Pakistan’s hope for Afghanistan
Then ISI Chief Ashfaq Kayani, disclosed to then US Ambassador to Pakistan Ryan Crocker (2004-2007) “…I know you think we’re hedging our bets, you’re right, we are because one day you’ll be gone again…you’ll be done with us, but we’re still going to be here because we can’t actually move the country. And the last thing we want….Is to have turned the Taliban into a mortal enemy, so, yes, we’re hedging our bets.” And just like a symphony orchestra building up to a crescendo, the history foretold by Kayani blew up in the face of the Americans, when Afghanistan fell in 10 days with nothing to show for a 20-year presence.

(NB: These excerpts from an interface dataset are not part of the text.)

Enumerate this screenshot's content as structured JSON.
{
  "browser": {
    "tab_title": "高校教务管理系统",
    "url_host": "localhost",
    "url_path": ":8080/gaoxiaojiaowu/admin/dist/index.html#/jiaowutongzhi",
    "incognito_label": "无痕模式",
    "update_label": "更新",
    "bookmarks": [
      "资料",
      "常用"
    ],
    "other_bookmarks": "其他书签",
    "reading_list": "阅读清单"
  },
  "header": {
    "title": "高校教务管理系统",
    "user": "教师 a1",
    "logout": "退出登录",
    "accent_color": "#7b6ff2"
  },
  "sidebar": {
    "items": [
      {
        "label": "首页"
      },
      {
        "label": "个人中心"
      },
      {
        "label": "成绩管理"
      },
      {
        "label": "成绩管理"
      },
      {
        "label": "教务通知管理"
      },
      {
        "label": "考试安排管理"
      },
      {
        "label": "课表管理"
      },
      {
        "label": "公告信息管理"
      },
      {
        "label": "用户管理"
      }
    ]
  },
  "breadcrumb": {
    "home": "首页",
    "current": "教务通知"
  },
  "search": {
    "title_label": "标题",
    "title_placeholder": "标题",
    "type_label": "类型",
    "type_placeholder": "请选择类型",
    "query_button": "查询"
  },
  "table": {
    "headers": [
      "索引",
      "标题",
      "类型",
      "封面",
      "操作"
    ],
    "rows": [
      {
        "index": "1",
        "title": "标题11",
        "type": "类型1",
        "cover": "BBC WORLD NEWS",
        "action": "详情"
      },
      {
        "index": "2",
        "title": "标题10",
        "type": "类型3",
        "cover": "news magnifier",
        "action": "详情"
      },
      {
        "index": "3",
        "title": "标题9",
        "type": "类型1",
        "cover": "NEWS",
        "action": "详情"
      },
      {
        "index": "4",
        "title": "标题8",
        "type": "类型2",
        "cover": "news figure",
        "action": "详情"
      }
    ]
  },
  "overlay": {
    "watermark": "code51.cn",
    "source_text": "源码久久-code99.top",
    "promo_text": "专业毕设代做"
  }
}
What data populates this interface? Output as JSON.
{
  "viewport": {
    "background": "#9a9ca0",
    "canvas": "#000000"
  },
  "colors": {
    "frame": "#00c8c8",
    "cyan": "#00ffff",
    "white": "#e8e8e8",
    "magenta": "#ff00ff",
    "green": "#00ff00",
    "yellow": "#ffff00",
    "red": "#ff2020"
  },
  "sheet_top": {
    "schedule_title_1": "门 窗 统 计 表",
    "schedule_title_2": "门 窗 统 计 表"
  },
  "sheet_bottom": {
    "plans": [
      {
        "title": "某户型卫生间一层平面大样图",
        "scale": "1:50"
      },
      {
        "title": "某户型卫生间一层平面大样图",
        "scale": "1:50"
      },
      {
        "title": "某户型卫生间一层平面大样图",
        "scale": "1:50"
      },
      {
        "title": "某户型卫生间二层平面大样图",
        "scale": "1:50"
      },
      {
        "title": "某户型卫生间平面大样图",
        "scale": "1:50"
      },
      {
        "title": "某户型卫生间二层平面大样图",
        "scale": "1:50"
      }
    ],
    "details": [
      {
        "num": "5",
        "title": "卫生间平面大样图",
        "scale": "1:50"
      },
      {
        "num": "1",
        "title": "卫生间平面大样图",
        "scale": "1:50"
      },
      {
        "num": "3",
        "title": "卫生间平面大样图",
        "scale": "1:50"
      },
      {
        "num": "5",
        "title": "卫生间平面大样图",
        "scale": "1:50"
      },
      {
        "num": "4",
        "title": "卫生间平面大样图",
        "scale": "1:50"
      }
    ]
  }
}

A peaceful and stable Afghanistan has always been a prime objective for Pakistan as the results transcend the physical boundaries of the landlocked country; which can reverberate throughout the region. Pakistan’s peaceful diplomatic initiatives should be seen as a gold standard in diplomacy, as the transfer of power to the Taliban occurred without a bullet being fired or blood being spilled on the streets of Kabul; as was anticipated by the American’s in their Intelligence assessments. Americans are not commonly associated with knowing very little about anything beyond their own borders and it showed.
If only they had flipped through the pages of history about the Soviets and that of the British, they could’ve reinvested that energy and money into their crumbling and destitute infrastructure. Pakistan did not get its way in Afghanistan, it hedged its bets and got it right through the art of diplomacy. Pakistan displayed to the world that a pen and a handshake are mightier than a Star-bangled Cowboy with an M4 Rifle.
The writer is a Defence and Political Analyst with a Masters in International Relations from Deakin University, Australia. He specializes in Asia-Pacific Regional Dynamics and Conflict & Security studies. Sameed Basha can be contacted at firstname.lastname@example.org. The views expressed in the article are the author’s own and do not necessarily reflect the editorial policy of Global Village Space.